Pieter Ventevogel, Senior Mental Health Officer at UNHCR

What are some of the mental health consequences of the coronavirus for refugees and displaced people?

“The impact in refugee settings is particularly severe because refugees often live in precarious circumstances and are dependent on external assistance. We’re seeing a major increase in stress-related issues. Many people are afraid of getting sick or worried about their loved ones. Measures to prevent the spread of the disease are causing additional stress due to movement restrictions, crowded living conditions and deteriorating financial situations.

“Refugees, who already have higher levels of mental health conditions, have additional risks of developing depression or an anxiety disorder, especially as support mechanisms are not functioning. Meanwhile, refugees with severe mental health conditions such as psychosis will often see a worsening of their symptoms and find it even harder than people in the host population to get access to essential mental health care.”


Yemen makes progress on ceasefire but suspected COVID-19 deaths rise. The UN envoy for Yemen, Martin Griffiths, reported “significant progress” in negotiations towards a nationwide ceasefire on Thursday, but warned of stark challenges as the coronavirus spreads at an unknown rate across the country. The BBC reports a dramatic rise in the number of people dying with coronavirus-like symptoms in the southern Yemeni city of Aden.
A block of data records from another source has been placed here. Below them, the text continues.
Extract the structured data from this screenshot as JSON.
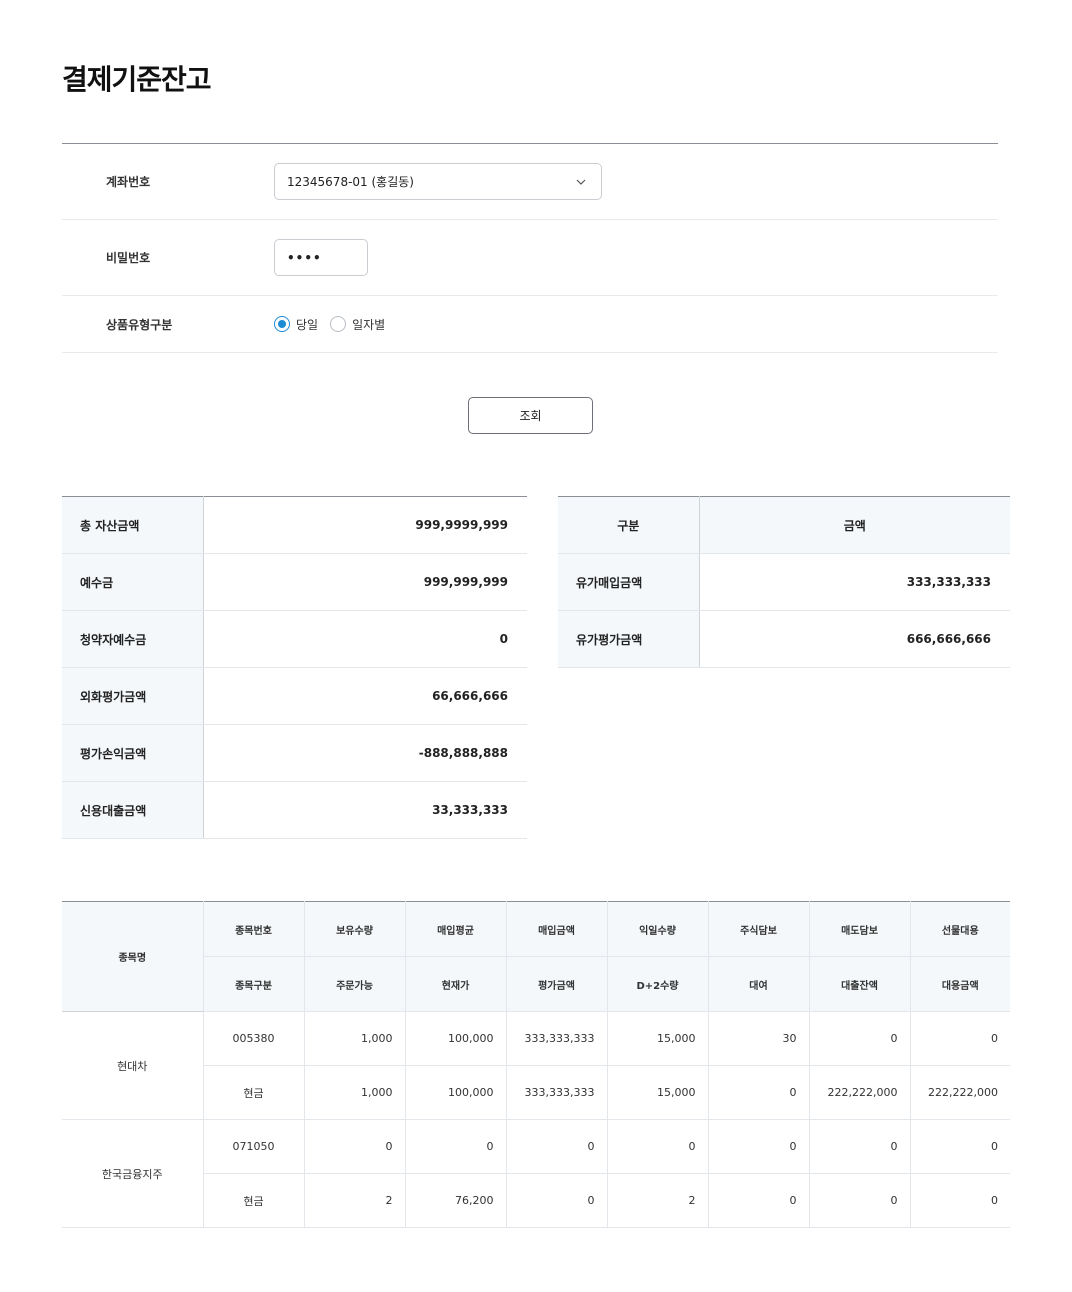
{
  "page": {
    "title": "결제기준잔고"
  },
  "form": {
    "account_label": "계좌번호",
    "account_value": "12345678-01 (홍길동)",
    "password_label": "비밀번호",
    "password_value": "••••",
    "product_label": "상품유형구분",
    "radio_options": [
      {
        "label": "당일",
        "selected": true
      },
      {
        "label": "일자별",
        "selected": false
      }
    ],
    "search_button": "조회"
  },
  "summary_left": [
    {
      "label": "총 자산금액",
      "value": "999,9999,999"
    },
    {
      "label": "예수금",
      "value": "999,999,999"
    },
    {
      "label": "청약자예수금",
      "value": "0"
    },
    {
      "label": "외화평가금액",
      "value": "66,666,666"
    },
    {
      "label": "평가손익금액",
      "value": "-888,888,888"
    },
    {
      "label": "신용대출금액",
      "value": "33,333,333"
    }
  ],
  "summary_right": {
    "headers": [
      "구분",
      "금액"
    ],
    "rows": [
      {
        "label": "유가매입금액",
        "value": "333,333,333"
      },
      {
        "label": "유가평가금액",
        "value": "666,666,666"
      }
    ]
  },
  "holdings": {
    "name_header": "종목명",
    "header_row1": [
      "종목번호",
      "보유수량",
      "매입평균",
      "매입금액",
      "익일수량",
      "주식담보",
      "매도담보",
      "선물대용"
    ],
    "header_row2": [
      "종목구분",
      "주문가능",
      "현재가",
      "평가금액",
      "D+2수량",
      "대여",
      "대출잔액",
      "대용금액"
    ],
    "items": [
      {
        "name": "현대차",
        "row1": [
          "005380",
          "1,000",
          "100,000",
          "333,333,333",
          "15,000",
          "30",
          "0",
          "0"
        ],
        "row2": [
          "현금",
          "1,000",
          "100,000",
          "333,333,333",
          "15,000",
          "0",
          "222,222,000",
          "222,222,000"
        ]
      },
      {
        "name": "한국금융지주",
        "row1": [
          "071050",
          "0",
          "0",
          "0",
          "0",
          "0",
          "0",
          "0"
        ],
        "row2": [
          "현금",
          "2",
          "76,200",
          "0",
          "2",
          "0",
          "0",
          "0"
        ]
      }
    ]
  }
}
Citing official figures, Save the Children said there had been at least 380 deaths in the past week. It is feared the real number of COVID-19 cases is far higher than the few dozen that have been confirmed. AFP reports that anxiety about the virus is growing among those living in camps for internally displaced people. The country’s five-year conflict has displaced more 3.6 million people.
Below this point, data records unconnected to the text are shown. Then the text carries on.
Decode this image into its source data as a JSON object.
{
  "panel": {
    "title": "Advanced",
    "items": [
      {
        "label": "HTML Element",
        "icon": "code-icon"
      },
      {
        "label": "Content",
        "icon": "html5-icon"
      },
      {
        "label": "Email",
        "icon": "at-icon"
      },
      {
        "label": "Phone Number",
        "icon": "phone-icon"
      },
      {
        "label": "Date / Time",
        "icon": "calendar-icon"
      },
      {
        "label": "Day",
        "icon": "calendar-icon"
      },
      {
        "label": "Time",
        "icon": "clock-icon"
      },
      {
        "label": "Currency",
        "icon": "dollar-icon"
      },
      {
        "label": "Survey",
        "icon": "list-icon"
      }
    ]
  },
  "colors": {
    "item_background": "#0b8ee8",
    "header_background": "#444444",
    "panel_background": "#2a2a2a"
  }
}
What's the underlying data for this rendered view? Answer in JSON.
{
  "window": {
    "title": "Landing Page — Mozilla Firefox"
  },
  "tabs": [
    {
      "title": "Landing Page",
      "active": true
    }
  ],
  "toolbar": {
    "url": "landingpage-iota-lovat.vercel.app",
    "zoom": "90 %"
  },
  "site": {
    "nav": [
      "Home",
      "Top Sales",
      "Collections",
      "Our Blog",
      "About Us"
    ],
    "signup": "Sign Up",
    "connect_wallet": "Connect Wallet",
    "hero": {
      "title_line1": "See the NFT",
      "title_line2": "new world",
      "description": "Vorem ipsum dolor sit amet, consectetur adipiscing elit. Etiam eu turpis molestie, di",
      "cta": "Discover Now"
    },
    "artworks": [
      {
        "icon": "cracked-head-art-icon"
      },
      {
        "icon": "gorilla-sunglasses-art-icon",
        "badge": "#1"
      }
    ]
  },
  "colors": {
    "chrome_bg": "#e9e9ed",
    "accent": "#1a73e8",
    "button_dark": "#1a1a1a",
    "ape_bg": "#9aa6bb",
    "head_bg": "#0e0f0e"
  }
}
Hungary’s detention of asylum-seekers ruled unlawful by EU court. The European Court of Justice ruled on Thursday that Hungary’s detention of asylum-seekers at two transit zones near its border with Serbia was unlawful. The case was brought by two asylum-seeking families from Iran and Afghanistan who arrived in Hungary via Serbia and applied for asylum in the Röszke transit zone. Their applications were immediately rejected under a Hungarian law which considers Serbia a “safe transit country”, but Serbia refused to readmit them and the families remained in the transit zone for over a year. The BBC reports that the ECJ ruling paves the way for some 300 asylum-seekers held in the transit zones to be released and means Hungary must devise new asylum rules, but the Hungarian government has maintained its position that its asylum system is in line with international law.

Nigeria violence sees 23,000 refugees flee into Niger in past month. Killings, looting and kidnappings by armed groups in Nigeria’s north-western states have forced thousands of people to cross into neighbouring Niger, including 23,000 in April alone, according to UNHCR. The total number of Nigerian refugees in Niger’s Maradi region is now over 60,000. The violence has spilled across the border, displacing an additional 19,000 people in Niger. Several villages in Nigeria’s Katsina, Sokoto and Zamfara states were attacked in April, with one attack in Katsina leaving 47 people dead. Despite border closures due to COVID-19, Niger has allowed the refugees to seek protection. UNHCR said it was working with authorities to relocate at least 7,000 of them to safer areas away from the border.


CNN’s Christiane Amanpour spoke with Syrian refugee and filmmaker Hassan Akkad about his decision to volunteer as a cleaner at his local hospital in London to help in the fight against COVID-19. “I wanted to look after my community,” he told her. “This is where my ill neighbours are.”


In the first four months of this year, the Libyan Coast Guard picked up 3,078 refugees and migrants at sea, compared with 1,126 in the same period last year.